The researchers then moved into human cancer models. By overlaying the mouse ERFSs with human genome using 2 different approached, they were able to generate 2205 synthetic ERFS regions in humans which would correlate to the ERFSs identified in mice. They then compared these regions to 190 minimal common regions (MCRs) identified using 203 diffuse large B-cell lymphoma (DLBCL) biopsies or regions which had gain or loss of genetic material. They found that 450 ERFS coincided with 98 MCRs. They quantified this overlap comparing it to an expectation of overlap generated using a permutation model, but also to CFS overlap. They say a 20% enrichment over thei expectation and 80% relative to CFSs. In addition to MCRs, they also looked for cancer genes associated with ERFS and found that out of 64 punative cancer genes [published by Bignell et al. 2010] roughly 39% were associated with ERFS.

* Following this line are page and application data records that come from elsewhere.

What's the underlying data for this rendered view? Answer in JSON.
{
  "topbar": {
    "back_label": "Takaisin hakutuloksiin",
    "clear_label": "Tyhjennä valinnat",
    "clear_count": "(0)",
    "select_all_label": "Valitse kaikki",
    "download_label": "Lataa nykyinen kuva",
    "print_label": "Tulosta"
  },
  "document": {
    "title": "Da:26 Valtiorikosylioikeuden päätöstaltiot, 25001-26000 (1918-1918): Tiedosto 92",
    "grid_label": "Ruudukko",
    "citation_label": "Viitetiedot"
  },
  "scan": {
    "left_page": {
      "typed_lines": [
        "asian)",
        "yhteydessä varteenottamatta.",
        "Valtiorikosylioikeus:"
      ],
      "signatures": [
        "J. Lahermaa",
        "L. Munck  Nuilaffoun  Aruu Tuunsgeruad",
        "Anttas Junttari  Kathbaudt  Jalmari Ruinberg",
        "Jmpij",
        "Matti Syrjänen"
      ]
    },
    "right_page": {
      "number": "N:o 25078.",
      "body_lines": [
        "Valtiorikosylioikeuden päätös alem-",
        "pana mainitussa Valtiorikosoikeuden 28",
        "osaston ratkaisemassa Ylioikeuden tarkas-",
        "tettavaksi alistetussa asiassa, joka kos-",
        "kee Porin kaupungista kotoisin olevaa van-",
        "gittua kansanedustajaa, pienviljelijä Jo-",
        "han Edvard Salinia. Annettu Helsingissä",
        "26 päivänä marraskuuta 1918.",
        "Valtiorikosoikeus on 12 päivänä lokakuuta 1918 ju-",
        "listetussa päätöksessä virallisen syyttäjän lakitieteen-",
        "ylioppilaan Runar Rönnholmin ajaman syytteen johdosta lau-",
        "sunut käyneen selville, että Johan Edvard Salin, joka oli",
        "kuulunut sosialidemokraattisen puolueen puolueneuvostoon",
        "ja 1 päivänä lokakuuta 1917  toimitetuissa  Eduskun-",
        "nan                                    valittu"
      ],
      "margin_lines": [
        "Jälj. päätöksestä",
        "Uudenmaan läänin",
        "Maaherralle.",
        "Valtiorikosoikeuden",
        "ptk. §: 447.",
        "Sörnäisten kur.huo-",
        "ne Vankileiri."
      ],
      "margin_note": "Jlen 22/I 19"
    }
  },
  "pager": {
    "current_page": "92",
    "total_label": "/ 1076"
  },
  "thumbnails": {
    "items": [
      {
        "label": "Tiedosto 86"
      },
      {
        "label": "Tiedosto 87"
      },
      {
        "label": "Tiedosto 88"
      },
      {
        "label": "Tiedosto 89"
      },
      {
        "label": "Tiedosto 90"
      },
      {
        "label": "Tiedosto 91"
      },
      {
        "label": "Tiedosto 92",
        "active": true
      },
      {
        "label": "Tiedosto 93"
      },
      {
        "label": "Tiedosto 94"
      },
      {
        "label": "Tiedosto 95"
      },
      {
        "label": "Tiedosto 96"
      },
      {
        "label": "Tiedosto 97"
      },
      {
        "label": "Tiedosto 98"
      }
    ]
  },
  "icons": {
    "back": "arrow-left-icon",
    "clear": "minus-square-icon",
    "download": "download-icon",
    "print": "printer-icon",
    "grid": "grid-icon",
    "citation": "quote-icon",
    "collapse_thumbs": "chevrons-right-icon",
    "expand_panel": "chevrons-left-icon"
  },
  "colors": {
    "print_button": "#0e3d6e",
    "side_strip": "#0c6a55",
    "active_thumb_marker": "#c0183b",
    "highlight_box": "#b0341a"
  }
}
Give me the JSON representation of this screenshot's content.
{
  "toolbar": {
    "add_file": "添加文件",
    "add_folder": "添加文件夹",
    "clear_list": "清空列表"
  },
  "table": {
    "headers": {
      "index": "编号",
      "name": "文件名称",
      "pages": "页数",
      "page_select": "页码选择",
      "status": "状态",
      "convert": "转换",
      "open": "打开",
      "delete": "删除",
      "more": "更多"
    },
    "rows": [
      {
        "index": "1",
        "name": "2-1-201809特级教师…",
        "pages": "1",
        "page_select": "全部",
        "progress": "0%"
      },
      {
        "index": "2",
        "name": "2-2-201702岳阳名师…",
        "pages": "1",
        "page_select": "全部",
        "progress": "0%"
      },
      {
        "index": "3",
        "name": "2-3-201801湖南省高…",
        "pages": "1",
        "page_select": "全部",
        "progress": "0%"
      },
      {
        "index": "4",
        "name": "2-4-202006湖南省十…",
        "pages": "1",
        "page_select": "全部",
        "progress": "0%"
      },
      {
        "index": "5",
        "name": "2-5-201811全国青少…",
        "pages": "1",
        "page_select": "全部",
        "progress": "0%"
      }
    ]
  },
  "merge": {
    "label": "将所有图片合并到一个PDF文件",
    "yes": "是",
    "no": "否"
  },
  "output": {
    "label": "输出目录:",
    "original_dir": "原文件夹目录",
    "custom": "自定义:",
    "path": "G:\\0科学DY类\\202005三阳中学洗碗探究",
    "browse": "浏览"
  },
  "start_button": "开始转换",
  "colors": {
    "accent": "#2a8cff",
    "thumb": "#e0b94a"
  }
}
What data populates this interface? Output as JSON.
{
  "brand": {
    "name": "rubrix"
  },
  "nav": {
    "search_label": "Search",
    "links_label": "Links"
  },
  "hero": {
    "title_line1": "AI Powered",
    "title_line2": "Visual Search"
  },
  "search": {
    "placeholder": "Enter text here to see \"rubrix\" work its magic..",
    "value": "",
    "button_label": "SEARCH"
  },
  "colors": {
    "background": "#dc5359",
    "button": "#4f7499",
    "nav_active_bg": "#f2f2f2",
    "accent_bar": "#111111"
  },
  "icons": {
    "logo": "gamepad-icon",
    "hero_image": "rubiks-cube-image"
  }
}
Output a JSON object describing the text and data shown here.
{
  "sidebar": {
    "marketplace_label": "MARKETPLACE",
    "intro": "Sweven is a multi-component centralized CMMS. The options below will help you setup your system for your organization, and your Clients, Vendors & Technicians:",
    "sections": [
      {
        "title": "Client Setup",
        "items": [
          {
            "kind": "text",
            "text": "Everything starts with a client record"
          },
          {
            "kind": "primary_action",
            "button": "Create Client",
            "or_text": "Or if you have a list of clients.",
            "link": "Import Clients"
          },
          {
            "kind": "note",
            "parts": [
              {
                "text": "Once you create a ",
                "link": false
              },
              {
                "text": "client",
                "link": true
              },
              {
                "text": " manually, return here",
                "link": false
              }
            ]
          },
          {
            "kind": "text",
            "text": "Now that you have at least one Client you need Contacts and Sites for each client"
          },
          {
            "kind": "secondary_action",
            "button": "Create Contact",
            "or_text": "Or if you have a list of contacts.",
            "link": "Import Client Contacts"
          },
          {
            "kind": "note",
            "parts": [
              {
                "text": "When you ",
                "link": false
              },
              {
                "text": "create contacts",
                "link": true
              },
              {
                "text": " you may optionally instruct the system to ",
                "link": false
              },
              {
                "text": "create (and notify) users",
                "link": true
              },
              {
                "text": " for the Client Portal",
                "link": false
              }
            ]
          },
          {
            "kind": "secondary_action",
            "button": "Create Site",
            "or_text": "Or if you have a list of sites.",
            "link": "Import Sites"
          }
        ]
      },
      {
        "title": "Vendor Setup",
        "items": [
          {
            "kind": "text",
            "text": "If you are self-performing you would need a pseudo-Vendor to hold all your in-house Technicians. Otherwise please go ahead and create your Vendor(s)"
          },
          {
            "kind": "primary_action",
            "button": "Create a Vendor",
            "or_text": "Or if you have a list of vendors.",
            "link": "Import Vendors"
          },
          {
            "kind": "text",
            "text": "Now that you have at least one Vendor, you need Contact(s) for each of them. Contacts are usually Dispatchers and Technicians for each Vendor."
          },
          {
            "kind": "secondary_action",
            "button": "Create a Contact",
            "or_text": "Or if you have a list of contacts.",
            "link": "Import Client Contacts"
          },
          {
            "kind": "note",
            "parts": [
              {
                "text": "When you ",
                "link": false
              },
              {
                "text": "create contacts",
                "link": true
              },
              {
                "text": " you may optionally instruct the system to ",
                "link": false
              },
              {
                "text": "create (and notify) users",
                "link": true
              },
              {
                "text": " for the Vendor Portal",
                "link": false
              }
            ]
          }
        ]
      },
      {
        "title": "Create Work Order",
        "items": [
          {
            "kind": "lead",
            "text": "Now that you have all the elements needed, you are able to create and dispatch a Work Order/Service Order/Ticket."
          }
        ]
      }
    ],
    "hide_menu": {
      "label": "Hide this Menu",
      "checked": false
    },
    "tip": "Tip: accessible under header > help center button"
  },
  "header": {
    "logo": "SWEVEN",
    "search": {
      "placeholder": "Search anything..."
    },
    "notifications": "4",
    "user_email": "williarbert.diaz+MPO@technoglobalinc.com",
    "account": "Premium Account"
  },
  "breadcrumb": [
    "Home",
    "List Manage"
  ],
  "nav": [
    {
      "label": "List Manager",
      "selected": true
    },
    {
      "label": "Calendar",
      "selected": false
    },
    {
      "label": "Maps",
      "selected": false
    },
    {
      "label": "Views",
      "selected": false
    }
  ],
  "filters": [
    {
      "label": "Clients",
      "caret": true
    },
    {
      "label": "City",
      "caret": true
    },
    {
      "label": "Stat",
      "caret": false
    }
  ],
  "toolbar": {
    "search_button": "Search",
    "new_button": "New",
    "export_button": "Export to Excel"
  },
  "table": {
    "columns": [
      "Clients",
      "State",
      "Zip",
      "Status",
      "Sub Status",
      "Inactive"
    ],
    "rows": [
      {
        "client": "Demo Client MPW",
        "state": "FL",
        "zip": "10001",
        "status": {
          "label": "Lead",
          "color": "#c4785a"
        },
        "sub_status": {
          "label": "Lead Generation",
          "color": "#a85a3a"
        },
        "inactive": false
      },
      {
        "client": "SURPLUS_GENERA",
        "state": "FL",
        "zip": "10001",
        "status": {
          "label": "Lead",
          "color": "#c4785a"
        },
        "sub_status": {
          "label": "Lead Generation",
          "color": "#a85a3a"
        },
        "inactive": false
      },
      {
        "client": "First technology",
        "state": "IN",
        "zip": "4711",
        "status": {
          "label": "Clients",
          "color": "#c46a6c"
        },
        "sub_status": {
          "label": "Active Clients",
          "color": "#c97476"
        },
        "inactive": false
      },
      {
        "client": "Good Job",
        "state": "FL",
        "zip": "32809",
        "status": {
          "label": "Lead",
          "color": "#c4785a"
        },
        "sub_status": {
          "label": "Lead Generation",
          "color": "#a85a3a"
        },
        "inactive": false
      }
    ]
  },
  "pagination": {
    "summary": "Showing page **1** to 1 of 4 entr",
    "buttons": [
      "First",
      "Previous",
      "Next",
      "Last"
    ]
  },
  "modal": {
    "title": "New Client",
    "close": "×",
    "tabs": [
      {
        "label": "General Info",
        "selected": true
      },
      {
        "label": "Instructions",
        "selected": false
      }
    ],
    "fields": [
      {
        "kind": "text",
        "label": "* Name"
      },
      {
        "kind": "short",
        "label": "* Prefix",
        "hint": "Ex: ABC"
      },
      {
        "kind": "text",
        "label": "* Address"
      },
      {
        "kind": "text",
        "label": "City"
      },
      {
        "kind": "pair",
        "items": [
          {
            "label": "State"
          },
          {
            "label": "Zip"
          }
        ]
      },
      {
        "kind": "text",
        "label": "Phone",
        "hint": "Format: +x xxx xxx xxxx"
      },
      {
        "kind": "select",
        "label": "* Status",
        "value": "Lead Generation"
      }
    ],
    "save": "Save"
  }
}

Based on data collected researchers generated a model for how off-target AID activity in combination with breaks occurring at ERFSs might lead to cancer. Their model describes are two possible ways to get to a potentially cancerous genetic mutation. The first involves AID off-target induction of a DSB at an oncogene in G1 phase; this DSB remains into S phase. In S phase, replication stress causes a break at an ERFS containing an oncogene. Under the correct conditions, this will result in a translocation. The second involves an unresolved fork collapse and subsequence DSB at an ERFSs oncogene which is carried through cell division. Upon entering G1 phase, AID dependent damage occurs allowing for translocation.


The paper challenges the assumption that replication related genome instability is associated with a certain set of characteristics found in CFSs such as AT-enrichment, low origin density, late replication, and dense chromosome structure. The researchers are able to provide data which suggests that the other extreme (GC-richness, high origin and gene density, early replication, and high transcriptional activity) can also lead to genome instability.

In relation to cancer genetics, this paper presents a method which could be used to identify the cellular origin of a cancer. Because transcriptional activity and replication timing differ across cell types, each cell type will have its own set of ERFSs. By looking for abnormalities at ERFSs of different cell types, a physician can identify the cellular origin and cause of the cancer.


  1. Barlow, J. H. et al. Identification of Early Replicating Fragile Sites that Contribute to Genome Instability. Cell 152:1-13 (2013)
  2. Goren A, Cedar H. Replicating by the clock. Nature Reviews Molecular Cell Biology In Press 4: 25-32 (2003)
  3. Durkin, S. G. & Glover, T. W. Chromosome Fraglie Sites. Annual Reviews Genetic 41: 169-192 (2007)
  4. Parham, Peter. The Immune System. Garland Science, 2. (2005)
  5. Durandy, A. Activation-induced cytidine deaminase: a dual role in class-switch recombination and somatic hypermutation. Eur. J. Immunol 33: 2069-2073 (2003)
  6. Kenter, A. L. & Bhattacharya, P. AID: a very old motif newly recognized. Nature Immunology 5: 1203-04 (2004)